BEGIN

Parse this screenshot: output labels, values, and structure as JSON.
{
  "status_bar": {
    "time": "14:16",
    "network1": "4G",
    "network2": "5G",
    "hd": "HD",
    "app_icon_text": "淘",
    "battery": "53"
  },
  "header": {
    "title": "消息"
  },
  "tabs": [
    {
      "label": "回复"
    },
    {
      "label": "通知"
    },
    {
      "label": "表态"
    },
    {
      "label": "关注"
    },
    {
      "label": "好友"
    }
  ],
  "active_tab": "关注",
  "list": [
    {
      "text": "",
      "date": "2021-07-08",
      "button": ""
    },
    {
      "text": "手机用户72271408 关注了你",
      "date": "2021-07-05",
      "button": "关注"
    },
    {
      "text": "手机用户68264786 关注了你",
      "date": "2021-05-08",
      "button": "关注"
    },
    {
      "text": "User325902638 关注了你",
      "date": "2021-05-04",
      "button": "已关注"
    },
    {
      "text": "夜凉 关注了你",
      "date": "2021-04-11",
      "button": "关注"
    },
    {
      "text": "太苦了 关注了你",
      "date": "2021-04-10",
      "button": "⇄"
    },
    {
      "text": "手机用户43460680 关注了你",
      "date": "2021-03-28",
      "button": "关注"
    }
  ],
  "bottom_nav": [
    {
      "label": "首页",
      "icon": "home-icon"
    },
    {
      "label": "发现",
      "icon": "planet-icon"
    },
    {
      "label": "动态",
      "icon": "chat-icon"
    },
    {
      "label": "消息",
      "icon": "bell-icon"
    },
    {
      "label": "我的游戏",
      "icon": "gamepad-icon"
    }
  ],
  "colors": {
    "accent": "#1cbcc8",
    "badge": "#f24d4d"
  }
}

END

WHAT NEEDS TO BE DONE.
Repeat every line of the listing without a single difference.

PROBLEM SOLUTION.
Parse this screenshot: output labels, values, and structure as JSON.
{
  "status_bar": {
    "time": "14:16",
    "network1": "4G",
    "network2": "5G",
    "hd": "HD",
    "app_icon_text": "淘",
    "battery": "53"
  },
  "header": {
    "title": "消息"
  },
  "tabs": [
    {
      "label": "回复"
    },
    {
      "label": "通知"
    },
    {
      "label": "表态"
    },
    {
      "label": "关注"
    },
    {
      "label": "好友"
    }
  ],
  "active_tab": "关注",
  "list": [
    {
      "text": "",
      "date": "2021-07-08",
      "button": ""
    },
    {
      "text": "手机用户72271408 关注了你",
      "date": "2021-07-05",
      "button": "关注"
    },
    {
      "text": "手机用户68264786 关注了你",
      "date": "2021-05-08",
      "button": "关注"
    },
    {
      "text": "User325902638 关注了你",
      "date": "2021-05-04",
      "button": "已关注"
    },
    {
      "text": "夜凉 关注了你",
      "date": "2021-04-11",
      "button": "关注"
    },
    {
      "text": "太苦了 关注了你",
      "date": "2021-04-10",
      "button": "⇄"
    },
    {
      "text": "手机用户43460680 关注了你",
      "date": "2021-03-28",
      "button": "关注"
    }
  ],
  "bottom_nav": [
    {
      "label": "首页",
      "icon": "home-icon"
    },
    {
      "label": "发现",
      "icon": "planet-icon"
    },
    {
      "label": "动态",
      "icon": "chat-icon"
    },
    {
      "label": "消息",
      "icon": "bell-icon"
    },
    {
      "label": "我的游戏",
      "icon": "gamepad-icon"
    }
  ],
  "colors": {
    "accent": "#1cbcc8",
    "badge": "#f24d4d"
  }
}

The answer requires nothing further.